“As a young person who was in the process of losing his sight, I struggled. I remember lugging around giant books of large print that wouldn’t quite fit in my backpack. I couldn’t see the board and missed information. I was afraid and embarrassed to read out loud in class when my eyes couldn’t process the data fast enough, and ultimately, I was just too ashamed to ask for help.
Some of my problems resulted from not being honest with both myself and others as to how my vision loss was progressing. I didn’t want to acknowledge that I was going blind. As I got older and embraced my situation, I found myself being less stressed and anxious. In my adulthood, I could concentrate on finding solutions and enjoy life instead of trying to hide the fact that I am blind.

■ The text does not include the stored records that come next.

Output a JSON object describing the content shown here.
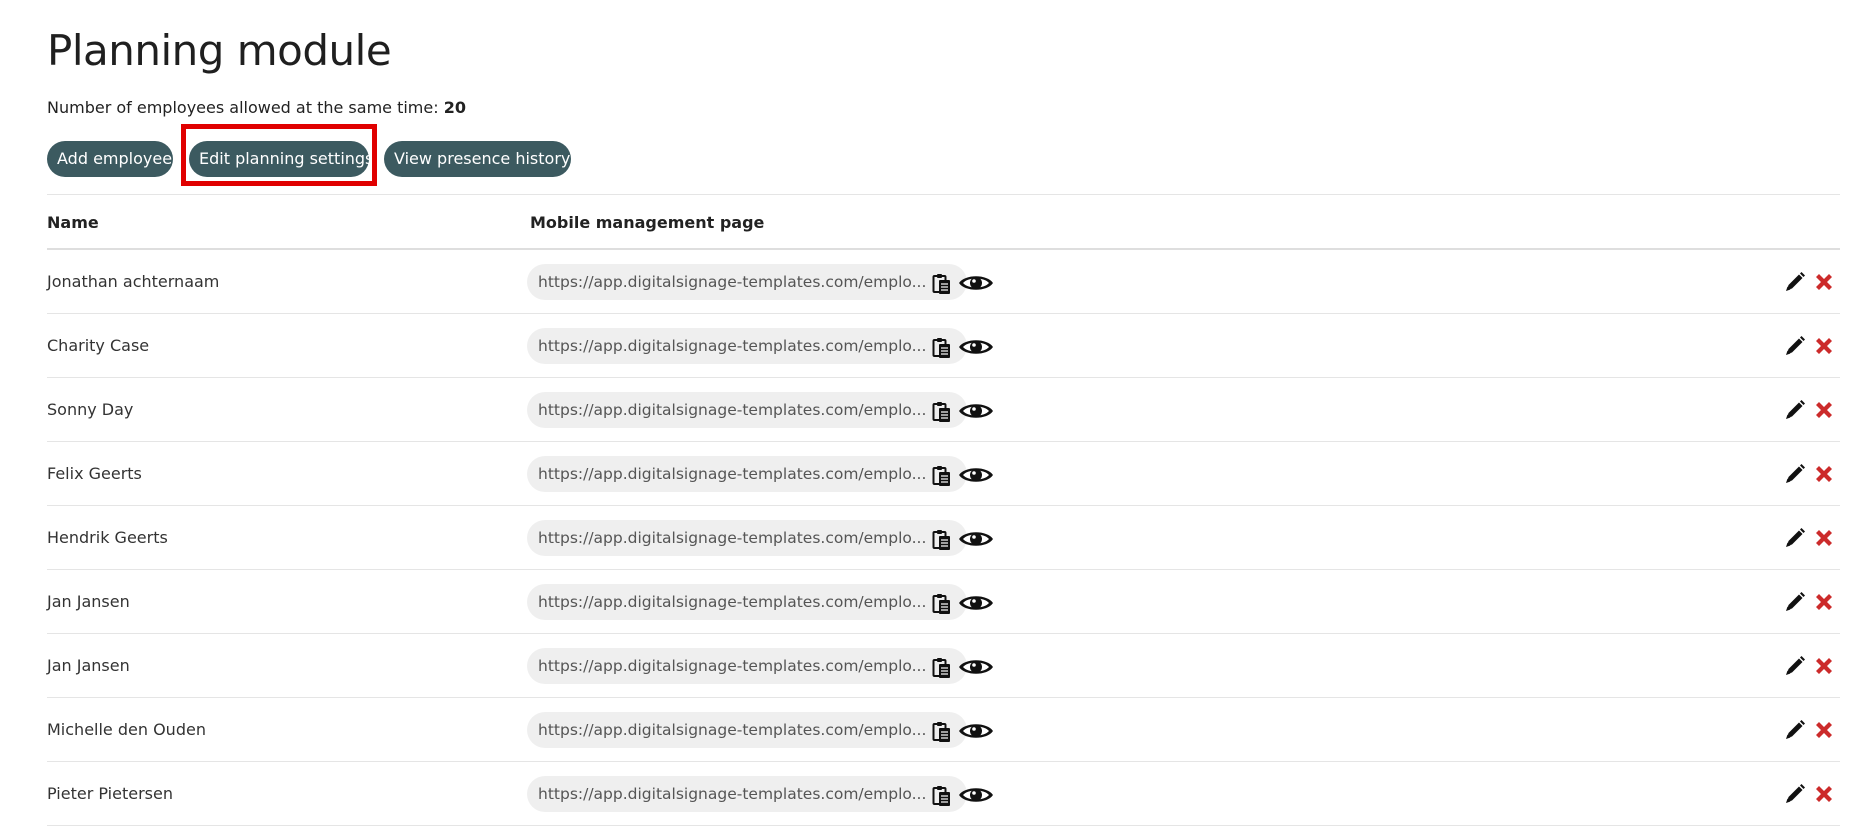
{
  "page": {
    "title": "Planning module",
    "allowed_label": "Number of employees allowed at the same time:",
    "allowed_value": "20"
  },
  "toolbar": {
    "add_label": "Add employee",
    "edit_label": "Edit planning settings",
    "history_label": "View presence history"
  },
  "table": {
    "columns": [
      "Name",
      "Mobile management page"
    ],
    "rows": [
      {
        "name": "Jonathan achternaam",
        "url": "https://app.digitalsignage-templates.com/emplo..."
      },
      {
        "name": "Charity Case",
        "url": "https://app.digitalsignage-templates.com/emplo..."
      },
      {
        "name": "Sonny  Day",
        "url": "https://app.digitalsignage-templates.com/emplo..."
      },
      {
        "name": "Felix Geerts",
        "url": "https://app.digitalsignage-templates.com/emplo..."
      },
      {
        "name": "Hendrik Geerts",
        "url": "https://app.digitalsignage-templates.com/emplo..."
      },
      {
        "name": "Jan Jansen",
        "url": "https://app.digitalsignage-templates.com/emplo..."
      },
      {
        "name": "Jan Jansen",
        "url": "https://app.digitalsignage-templates.com/emplo..."
      },
      {
        "name": "Michelle den Ouden",
        "url": "https://app.digitalsignage-templates.com/emplo..."
      },
      {
        "name": "Pieter  Pietersen",
        "url": "https://app.digitalsignage-templates.com/emplo..."
      }
    ]
  },
  "icons": {
    "copy": "clipboard-icon",
    "view": "eye-icon",
    "edit": "pencil-icon",
    "delete": "close-icon"
  },
  "colors": {
    "button_bg": "#3c5a60",
    "button_text": "#ffffff",
    "highlight": "#e00000",
    "delete": "#cc2b2b",
    "url_pill_bg": "#efefef"
  }
}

In 2015, after living in the cold Michigan winters for many years, my wife, Cherie and I moved with our kids to the Jacksonville, Florida area. It was the perfect backdrop to explore a sport I had always been curious about: scuba diving. As a blind person, I am interested in the sensation of freedom and weightlessness that you experience under water.
I signed up for a “Try Scuba” event at a local recreation center and found myself, alongside my family, at the bottom of the pool breathing through regulators and experiencing something new. One of the coolest things for me was that it was something that all four of us could do as a family, with the added benefit that it took all of us out of our comfort zone. I use specialized equipment for blind scuba diving – for example, I have a full-face dive mask that has wireless communications built in. This adaptation allows me to communicate underwater to my dive buddy, who can describe the fish, the landscape, and other details to me. I continue to look for new technology, like an accessible dive computer that would voice crucial data such as depth and air pressure remaining.
I am an avid believer in using accessible technology to enhance my life. I use a screen reader to do my job in the Information Technology field, an accessible voice-over iPhone in daily life, and my wife pilots our tandem bike on the weekends. Adding scuba diving to that list of activities has opened the door and sparked my interest in doing even more. I want to move technology forward to help people like me overcome obstacles and continue to push the envelope.”
Since that day in the pool, Jody and his family completed their training to become open-water certified and have done several dive trips, including a week-long trip to Cozumel, Mexico and a three-day trip to the Florida Keys. This year, they will be taking two international trips to Curacao and Roatan.
Jody continues to be an advocate for bringing other blind folks into the sport of scuba diving. Way to dive deep, Jody!